> _TASK TO COMPLETE_
Show every line of the records below that contains the word "this".

----

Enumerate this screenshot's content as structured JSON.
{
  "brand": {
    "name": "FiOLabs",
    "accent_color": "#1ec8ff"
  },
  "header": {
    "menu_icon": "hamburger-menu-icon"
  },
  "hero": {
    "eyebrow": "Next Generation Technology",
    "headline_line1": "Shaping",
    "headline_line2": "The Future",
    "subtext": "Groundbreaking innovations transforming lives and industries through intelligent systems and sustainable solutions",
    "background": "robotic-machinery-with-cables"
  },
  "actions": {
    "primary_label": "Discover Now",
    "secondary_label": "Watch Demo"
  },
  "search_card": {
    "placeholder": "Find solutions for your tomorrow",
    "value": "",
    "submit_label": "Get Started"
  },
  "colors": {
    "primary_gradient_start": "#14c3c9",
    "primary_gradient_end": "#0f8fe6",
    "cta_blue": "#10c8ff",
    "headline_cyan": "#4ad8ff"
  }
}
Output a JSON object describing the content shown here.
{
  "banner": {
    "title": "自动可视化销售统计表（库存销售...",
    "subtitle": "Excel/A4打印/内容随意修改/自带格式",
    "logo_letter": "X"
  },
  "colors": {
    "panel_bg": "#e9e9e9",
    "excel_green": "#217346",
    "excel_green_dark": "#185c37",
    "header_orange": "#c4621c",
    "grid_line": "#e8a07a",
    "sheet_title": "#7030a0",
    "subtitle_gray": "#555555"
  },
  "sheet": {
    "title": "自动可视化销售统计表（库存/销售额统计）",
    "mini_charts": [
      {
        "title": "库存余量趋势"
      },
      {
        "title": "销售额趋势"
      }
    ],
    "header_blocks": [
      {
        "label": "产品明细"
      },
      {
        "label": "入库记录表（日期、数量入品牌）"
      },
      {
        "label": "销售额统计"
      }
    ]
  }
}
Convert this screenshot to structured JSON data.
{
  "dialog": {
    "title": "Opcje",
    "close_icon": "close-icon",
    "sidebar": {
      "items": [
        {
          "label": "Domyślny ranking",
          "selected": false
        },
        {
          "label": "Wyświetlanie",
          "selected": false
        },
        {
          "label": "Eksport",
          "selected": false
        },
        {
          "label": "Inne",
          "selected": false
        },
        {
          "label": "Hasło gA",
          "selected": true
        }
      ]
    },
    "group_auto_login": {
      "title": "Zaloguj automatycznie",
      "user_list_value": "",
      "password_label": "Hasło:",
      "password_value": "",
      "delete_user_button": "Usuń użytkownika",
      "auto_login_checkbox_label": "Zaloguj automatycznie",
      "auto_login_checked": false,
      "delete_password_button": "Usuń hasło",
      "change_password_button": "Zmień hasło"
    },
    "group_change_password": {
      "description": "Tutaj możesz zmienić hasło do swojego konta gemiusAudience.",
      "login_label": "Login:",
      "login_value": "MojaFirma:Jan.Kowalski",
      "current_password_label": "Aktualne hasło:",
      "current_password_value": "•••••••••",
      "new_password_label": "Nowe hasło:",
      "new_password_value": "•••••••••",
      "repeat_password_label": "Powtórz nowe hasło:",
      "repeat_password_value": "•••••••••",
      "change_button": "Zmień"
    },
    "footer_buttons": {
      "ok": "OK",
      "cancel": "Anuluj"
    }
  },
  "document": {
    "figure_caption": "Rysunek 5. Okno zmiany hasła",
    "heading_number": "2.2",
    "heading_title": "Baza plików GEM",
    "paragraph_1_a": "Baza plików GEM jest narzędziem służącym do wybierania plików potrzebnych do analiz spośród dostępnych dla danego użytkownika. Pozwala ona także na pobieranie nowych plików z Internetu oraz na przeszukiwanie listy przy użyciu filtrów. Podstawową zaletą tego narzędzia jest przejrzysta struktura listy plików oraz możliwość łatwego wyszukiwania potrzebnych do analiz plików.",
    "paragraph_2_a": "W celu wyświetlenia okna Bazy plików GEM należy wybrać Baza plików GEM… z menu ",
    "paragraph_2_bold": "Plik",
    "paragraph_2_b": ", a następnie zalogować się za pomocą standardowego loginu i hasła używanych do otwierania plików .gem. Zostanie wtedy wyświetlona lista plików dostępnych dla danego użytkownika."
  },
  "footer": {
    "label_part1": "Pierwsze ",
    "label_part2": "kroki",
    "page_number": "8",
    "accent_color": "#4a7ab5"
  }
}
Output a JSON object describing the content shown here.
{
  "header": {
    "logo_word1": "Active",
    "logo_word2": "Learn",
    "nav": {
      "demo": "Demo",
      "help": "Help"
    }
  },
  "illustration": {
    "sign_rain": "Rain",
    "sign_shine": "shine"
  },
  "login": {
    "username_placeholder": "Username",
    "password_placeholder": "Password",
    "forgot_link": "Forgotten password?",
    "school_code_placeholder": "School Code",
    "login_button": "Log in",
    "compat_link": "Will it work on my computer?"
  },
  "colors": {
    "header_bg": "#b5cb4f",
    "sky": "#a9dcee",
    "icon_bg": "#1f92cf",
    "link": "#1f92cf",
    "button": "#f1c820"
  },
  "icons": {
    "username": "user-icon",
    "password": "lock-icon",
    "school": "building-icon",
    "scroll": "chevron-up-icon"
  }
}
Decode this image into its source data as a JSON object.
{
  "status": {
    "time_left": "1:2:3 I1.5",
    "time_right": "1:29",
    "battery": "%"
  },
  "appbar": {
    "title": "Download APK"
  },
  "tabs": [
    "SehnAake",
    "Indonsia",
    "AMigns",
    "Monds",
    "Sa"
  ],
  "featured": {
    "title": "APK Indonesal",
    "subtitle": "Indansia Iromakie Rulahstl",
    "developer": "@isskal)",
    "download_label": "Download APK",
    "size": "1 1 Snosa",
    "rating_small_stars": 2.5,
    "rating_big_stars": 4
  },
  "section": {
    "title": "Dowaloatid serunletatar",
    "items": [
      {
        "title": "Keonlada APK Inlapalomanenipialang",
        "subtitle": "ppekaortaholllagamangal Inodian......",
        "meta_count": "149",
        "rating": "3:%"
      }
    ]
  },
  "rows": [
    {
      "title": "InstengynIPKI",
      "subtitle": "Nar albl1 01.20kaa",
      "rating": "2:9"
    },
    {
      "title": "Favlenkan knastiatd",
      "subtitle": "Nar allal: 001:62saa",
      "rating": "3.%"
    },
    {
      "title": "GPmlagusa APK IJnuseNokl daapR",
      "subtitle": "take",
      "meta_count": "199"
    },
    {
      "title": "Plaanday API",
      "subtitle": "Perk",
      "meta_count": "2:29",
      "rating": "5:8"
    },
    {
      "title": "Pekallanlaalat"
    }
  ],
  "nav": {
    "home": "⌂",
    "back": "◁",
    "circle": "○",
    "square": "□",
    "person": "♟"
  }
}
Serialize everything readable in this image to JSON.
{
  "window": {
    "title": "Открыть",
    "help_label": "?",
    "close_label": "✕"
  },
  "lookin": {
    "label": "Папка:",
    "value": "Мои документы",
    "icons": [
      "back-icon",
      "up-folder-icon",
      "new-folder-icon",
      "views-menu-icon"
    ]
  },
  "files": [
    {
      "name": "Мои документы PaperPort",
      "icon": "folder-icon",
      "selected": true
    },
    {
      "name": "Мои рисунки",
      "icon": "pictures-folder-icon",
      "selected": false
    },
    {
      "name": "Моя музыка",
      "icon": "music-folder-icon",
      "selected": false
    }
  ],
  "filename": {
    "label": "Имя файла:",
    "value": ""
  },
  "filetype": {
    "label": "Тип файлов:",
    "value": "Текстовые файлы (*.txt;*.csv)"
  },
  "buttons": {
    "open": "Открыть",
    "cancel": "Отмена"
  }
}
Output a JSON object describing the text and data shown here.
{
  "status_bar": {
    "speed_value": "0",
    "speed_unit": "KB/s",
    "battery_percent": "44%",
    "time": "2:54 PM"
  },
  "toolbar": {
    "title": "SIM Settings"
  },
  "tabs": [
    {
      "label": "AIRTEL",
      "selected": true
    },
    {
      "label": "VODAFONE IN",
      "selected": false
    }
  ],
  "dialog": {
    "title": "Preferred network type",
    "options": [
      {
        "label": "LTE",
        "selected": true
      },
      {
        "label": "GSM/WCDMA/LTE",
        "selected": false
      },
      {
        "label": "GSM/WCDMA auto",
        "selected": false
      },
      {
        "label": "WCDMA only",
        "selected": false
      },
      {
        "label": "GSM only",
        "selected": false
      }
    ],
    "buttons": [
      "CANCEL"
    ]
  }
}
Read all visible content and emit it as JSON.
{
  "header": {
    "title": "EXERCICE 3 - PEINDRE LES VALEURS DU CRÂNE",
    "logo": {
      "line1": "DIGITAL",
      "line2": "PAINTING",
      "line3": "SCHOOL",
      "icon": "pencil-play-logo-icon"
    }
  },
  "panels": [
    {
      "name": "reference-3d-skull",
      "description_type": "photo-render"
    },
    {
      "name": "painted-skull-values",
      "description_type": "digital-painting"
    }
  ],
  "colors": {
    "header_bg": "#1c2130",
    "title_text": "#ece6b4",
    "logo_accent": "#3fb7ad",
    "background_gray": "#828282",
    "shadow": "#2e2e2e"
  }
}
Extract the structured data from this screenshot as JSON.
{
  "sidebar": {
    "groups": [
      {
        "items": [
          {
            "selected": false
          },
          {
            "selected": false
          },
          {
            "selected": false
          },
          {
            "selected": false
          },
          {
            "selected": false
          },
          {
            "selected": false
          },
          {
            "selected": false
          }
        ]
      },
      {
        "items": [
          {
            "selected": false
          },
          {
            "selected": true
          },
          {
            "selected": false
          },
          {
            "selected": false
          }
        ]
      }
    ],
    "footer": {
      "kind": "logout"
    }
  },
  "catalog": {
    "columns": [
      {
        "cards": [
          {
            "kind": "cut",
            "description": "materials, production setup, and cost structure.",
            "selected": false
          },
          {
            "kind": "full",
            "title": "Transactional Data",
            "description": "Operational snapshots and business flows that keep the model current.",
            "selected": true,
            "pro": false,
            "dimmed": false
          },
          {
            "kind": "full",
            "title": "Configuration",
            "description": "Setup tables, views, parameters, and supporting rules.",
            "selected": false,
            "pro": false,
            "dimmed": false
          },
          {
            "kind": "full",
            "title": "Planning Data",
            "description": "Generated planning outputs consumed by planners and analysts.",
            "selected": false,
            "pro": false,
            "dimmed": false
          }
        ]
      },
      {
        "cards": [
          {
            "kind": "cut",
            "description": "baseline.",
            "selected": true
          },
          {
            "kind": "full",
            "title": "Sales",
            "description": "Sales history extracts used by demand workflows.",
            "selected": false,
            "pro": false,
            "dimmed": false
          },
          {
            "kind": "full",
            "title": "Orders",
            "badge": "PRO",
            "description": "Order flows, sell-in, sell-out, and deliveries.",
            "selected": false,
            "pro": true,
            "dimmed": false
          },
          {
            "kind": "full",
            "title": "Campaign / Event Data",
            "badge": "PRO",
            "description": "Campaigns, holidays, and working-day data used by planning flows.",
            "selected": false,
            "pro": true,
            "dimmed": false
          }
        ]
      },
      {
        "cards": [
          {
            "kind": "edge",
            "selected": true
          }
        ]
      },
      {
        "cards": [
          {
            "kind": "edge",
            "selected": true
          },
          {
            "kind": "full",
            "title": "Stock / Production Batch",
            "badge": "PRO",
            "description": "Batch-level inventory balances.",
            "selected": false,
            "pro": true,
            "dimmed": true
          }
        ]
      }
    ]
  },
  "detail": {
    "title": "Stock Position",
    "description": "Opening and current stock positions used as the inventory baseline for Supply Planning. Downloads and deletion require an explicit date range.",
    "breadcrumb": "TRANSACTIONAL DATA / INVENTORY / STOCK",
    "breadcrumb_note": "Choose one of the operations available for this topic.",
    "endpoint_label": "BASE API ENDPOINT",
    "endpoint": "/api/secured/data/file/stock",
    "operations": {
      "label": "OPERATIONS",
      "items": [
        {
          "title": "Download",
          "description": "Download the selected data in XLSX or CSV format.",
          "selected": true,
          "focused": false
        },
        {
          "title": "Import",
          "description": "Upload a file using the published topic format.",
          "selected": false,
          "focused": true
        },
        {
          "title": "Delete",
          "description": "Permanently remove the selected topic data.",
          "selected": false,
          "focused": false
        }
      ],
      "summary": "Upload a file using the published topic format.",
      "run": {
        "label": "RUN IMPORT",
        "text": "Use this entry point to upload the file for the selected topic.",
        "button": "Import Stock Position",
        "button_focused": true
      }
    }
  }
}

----

> _SOLUTION_
Enumerate this screenshot's content as structured JSON.
Convert this screenshot to structured JSON data.
Decode this image into its source data as a JSON object.
Serialize everything readable in this image to JSON.
Extract the structured data from this screenshot as JSON.
    "breadcrumb_note": "Choose one of the operations available for this topic.",
        "text": "Use this entry point to upload the file for the selected topic.",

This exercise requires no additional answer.